These vehicles are referred to in the US as “ricer cars”, which is a gender-neutral term. However, I have a suspicion that this may be a slight racial slur, as I have no idea what these cars have to do with rice, apart from the fact that the cars that usually get these modifications tend to be of Japanese origin, though not always. I’ve seen pictures of some BMWs, Fords and Holdens pimped up like crazy. So “boy racer car” is what I’m going to have to call them – I mention the term only so you can have fun Googling bad examples.

To be a true boy racer car, at least three of the following modifications ought to be present:

  • Dramatically lowered suspension. This seems to be the only actual mechanical fine-tuning done to a boy racer car, as the aim is to improve the handling and make the ride a bit stiffer just like a real sports car. The rule seems to be that the lower it is, the cooler it is. Just don’t take it so low that you can’t clear the kerb or speed bump.
  • After-market spoilers. If done well, a good after-market spoiler will give extra grip and improve the on-road performance. It’s a matter of aerodynamics. However, the stereotypical boy racer hasn’t quite got it into his (it’s usually his, rather than her) head that it’s not how big it is but how it’s applied that counts. What you’ll end up seeing on a boy racer car is a massive spoiler. Sigmund Freud wouldn’t be in the least bit surprised…
  • Other body kit. If you can’t actually lower the suspension, make the car look lower by adding side and front skirts.
  • Fancy paint jobs. Go-faster racing stripes and decals are just the start. The idea is to look something like a professional racing car but without actually having any sponsors. There seem to be two main schools of thought in the paint jobs of boy racer cars. One goes for the racing car look, with longitudinal stripes and chequered flags. The other type goes for bright custom colours, often neon green, purple, hot pink and similar gaudy shades.
  • Aftermarket alloys. OK, this one isn’t unique to boy racer cars and it is possible to put on alloys that look tasteful and add a bit of personality. However, if the alloy wheel is enormous and/or brightly coloured, it’s definitely getting into boy racer territory.
  • Tinted windows. Not just subtle tinted windows or tinting that comes from the factory so that you aren’t dazzled with glare on a bright sunny day.

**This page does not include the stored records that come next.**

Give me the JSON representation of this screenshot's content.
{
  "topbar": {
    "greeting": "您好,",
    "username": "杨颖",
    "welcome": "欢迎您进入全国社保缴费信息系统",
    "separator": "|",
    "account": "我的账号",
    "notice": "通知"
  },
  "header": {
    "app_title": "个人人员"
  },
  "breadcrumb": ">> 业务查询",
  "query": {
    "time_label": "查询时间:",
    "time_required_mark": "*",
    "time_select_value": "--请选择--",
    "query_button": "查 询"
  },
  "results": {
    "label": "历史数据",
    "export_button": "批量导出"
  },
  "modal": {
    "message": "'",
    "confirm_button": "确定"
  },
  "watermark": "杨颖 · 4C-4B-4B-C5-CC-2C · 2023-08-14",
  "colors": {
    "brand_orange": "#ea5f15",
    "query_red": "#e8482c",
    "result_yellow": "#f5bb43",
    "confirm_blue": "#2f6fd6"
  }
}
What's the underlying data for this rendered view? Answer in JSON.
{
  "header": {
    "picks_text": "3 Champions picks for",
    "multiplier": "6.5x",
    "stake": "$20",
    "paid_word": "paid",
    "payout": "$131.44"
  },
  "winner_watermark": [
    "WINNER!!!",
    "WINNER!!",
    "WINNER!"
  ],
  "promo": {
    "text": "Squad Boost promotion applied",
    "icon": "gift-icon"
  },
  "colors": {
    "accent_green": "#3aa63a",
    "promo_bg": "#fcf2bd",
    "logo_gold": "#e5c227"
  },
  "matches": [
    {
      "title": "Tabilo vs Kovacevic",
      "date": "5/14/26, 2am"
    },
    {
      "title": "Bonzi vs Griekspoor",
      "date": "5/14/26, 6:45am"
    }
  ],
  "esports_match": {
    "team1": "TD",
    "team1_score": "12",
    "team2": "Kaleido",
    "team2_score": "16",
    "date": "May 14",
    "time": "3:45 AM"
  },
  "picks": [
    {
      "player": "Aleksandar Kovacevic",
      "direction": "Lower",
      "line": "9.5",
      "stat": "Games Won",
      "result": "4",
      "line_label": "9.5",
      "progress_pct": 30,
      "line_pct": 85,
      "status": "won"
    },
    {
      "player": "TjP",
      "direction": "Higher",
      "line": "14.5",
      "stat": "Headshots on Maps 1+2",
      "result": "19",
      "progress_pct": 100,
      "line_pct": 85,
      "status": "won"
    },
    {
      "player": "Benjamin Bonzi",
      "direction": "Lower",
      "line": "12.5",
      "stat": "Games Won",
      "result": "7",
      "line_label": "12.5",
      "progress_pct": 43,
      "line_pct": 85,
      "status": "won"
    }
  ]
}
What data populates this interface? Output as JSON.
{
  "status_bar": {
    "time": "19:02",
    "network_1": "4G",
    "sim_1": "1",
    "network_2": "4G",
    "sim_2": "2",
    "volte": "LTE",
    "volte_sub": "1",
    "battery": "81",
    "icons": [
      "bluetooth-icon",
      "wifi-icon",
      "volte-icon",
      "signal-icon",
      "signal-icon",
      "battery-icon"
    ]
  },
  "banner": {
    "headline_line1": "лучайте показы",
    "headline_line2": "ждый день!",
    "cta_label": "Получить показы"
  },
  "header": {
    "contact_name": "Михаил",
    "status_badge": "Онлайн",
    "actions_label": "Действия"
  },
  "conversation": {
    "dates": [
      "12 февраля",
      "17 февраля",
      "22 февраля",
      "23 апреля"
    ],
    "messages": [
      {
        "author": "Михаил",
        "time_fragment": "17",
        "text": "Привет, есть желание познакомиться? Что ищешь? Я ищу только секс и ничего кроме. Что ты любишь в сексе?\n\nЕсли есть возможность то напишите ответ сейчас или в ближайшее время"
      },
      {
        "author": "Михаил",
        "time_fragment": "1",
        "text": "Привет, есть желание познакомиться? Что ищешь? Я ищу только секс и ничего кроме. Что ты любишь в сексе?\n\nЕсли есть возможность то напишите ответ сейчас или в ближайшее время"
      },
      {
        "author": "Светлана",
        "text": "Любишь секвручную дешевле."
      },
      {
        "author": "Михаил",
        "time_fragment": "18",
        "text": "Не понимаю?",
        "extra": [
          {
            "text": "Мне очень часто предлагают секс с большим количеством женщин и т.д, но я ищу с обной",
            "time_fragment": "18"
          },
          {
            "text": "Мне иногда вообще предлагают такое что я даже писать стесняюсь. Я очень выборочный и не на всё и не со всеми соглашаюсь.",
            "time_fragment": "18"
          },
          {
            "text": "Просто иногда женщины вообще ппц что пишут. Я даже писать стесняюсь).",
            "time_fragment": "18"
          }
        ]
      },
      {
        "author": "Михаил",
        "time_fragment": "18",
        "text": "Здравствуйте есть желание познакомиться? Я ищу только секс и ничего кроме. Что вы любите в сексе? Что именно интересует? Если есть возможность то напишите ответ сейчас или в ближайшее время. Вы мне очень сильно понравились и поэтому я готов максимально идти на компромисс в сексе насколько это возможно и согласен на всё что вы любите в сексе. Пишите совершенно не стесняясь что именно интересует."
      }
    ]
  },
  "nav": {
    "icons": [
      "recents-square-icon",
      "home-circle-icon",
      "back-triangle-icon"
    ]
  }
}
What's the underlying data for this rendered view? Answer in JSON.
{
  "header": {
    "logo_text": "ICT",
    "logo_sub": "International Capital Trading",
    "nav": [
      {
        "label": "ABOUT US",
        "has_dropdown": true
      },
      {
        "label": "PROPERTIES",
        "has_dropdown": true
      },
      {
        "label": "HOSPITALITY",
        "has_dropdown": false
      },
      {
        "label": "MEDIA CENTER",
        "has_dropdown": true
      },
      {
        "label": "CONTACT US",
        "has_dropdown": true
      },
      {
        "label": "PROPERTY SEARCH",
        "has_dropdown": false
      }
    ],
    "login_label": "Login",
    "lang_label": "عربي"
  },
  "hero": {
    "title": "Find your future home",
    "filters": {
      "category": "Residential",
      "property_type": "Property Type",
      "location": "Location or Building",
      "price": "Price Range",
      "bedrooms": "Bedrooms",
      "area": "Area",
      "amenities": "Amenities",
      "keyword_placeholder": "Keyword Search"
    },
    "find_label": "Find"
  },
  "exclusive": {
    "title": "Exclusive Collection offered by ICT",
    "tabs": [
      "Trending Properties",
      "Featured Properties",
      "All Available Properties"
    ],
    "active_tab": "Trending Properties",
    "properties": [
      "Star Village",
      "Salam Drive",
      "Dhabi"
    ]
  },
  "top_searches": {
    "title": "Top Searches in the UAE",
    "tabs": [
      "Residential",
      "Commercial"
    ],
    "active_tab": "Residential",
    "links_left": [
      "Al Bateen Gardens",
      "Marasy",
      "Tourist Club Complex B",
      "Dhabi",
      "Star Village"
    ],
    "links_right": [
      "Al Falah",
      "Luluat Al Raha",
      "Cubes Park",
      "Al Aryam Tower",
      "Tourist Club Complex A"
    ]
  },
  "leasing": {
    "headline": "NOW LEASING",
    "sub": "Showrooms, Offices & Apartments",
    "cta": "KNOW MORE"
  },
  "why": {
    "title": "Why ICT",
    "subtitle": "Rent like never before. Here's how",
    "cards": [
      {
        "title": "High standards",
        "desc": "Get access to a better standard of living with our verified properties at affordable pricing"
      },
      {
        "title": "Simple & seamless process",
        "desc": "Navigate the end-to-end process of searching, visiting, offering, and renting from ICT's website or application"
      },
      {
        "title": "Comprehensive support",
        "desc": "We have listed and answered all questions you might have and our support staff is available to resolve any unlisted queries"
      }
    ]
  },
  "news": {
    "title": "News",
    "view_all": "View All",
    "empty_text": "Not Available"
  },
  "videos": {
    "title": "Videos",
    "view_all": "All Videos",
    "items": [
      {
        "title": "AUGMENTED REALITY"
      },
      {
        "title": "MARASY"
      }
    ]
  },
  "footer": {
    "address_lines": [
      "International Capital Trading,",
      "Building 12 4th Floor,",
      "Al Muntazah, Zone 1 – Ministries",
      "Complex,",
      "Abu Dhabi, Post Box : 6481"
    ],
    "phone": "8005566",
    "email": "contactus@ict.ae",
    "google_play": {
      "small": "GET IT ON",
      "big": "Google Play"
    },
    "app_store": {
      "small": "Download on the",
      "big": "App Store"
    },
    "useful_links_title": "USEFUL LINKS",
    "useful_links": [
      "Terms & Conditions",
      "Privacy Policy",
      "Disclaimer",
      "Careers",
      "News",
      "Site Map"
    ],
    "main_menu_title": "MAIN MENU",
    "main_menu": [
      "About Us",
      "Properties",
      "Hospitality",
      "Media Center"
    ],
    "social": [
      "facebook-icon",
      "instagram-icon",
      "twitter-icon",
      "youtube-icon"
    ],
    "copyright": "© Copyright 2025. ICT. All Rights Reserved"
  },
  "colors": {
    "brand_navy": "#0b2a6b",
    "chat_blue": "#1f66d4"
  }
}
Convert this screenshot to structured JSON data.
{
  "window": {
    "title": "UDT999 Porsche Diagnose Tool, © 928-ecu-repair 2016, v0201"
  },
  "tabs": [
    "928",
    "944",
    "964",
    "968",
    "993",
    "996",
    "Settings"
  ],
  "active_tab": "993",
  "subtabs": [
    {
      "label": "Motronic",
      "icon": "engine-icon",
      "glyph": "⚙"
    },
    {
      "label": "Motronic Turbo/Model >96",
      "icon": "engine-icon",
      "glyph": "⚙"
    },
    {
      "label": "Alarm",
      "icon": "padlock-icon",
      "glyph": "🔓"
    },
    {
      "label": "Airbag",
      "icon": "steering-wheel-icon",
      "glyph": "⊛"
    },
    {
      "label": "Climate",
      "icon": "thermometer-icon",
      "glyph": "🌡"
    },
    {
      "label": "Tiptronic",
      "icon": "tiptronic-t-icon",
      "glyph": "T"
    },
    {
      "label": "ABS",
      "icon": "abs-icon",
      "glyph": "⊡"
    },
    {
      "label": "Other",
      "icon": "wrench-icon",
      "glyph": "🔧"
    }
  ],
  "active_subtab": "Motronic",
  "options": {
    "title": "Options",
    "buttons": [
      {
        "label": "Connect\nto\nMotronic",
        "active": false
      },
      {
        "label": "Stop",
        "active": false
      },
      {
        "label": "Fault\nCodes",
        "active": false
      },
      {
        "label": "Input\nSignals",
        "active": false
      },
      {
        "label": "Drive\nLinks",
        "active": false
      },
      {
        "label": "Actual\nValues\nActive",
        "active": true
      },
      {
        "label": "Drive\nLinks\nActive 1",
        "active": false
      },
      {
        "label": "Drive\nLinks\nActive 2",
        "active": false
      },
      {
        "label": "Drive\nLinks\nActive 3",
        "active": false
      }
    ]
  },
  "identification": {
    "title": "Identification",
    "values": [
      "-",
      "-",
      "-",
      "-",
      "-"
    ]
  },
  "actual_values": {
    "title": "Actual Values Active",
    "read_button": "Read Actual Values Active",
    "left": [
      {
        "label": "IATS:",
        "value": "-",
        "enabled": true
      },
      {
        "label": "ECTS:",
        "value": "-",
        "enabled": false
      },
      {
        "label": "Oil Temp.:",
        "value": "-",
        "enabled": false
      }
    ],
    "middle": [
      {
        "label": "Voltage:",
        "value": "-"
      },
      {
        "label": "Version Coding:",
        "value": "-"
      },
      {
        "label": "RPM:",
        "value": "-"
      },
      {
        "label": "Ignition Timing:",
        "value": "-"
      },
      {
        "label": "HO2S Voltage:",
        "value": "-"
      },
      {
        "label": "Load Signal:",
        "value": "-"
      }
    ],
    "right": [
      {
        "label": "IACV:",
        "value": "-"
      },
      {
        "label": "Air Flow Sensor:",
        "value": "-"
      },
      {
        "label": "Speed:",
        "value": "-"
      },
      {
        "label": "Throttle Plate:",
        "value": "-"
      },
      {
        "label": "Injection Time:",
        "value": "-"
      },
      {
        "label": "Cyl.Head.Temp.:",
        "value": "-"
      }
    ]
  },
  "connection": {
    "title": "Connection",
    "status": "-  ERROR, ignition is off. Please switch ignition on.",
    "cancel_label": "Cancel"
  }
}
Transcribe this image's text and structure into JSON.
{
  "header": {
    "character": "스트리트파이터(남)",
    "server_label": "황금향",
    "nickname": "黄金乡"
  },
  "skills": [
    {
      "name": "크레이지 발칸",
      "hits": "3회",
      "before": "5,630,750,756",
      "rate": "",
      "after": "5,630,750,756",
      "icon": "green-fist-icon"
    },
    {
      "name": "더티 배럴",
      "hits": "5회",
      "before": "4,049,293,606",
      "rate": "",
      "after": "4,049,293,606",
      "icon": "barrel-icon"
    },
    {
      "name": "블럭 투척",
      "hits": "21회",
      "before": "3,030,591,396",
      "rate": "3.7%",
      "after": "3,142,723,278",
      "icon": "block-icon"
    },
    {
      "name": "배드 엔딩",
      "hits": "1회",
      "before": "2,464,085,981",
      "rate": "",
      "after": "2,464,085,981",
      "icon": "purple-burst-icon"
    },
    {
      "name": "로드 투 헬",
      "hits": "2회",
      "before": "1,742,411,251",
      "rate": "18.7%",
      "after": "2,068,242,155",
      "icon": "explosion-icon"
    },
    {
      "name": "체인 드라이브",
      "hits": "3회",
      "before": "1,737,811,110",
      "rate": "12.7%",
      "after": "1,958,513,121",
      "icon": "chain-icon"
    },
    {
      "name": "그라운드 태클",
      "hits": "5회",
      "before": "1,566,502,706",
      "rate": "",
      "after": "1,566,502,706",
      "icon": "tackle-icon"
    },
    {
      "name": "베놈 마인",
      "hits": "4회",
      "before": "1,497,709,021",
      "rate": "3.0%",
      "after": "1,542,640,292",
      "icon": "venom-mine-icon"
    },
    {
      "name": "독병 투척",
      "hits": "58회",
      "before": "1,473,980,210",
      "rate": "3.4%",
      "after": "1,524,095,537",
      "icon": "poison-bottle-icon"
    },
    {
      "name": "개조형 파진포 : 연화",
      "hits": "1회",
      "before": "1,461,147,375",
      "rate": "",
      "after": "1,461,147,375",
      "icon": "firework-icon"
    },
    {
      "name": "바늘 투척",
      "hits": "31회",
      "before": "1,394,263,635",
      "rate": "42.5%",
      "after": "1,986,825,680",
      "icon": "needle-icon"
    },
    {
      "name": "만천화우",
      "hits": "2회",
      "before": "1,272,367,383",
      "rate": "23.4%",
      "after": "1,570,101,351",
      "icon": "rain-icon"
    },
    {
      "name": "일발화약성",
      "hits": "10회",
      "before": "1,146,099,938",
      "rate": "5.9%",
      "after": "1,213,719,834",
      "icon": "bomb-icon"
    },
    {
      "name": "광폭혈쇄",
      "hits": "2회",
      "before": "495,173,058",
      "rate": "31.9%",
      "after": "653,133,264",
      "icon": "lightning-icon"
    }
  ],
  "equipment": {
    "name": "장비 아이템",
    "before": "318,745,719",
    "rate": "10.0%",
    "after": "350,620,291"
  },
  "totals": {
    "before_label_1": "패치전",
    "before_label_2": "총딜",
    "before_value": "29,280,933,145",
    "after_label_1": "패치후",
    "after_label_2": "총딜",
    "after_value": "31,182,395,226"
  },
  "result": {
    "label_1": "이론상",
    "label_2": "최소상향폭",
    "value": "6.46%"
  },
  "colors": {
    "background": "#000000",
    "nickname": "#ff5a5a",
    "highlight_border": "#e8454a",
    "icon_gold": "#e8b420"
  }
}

We’re talking about stick-on tinting from your local automotive supplies shop so dark that you can barely see who’s in the car.
  • Bonnet blowers. While these have a serious purpose if the vehicle in question has been given an engine upgrade and needs to be cooled more efficiently, in a true boy racer car, it’s for looks. Again, the mentality seems to be that the bigger the better. Never mind that something that big is going to interfere with the aerodynamics.
  • Loud exhausts. Nothing says “performance” like an exhaust that roars and screams like an animal. This feature is found on classier vehicles as well. Jaguar designers, for example, are known to carefully tune the note of the exhaust so that it evokes the perfect visceral response. Boy racer cars, however, don’t have quite the same type of finesse and just go for decibels.
  • Even louder stereos. If they can’t go fast enough around town to bring the noise of the exhaust into play, then the stereo is the way to catch people’s attention from at least a block away or two. The stereos have enough bass to make the ground shake and the vehicle vibrate visibly to the point where onlookers wonder if it will make the ridiculously big spoiler held on with superglue fall off.

If you think I’ve missed any of the key characteristics, then add your suggestions in the comments below!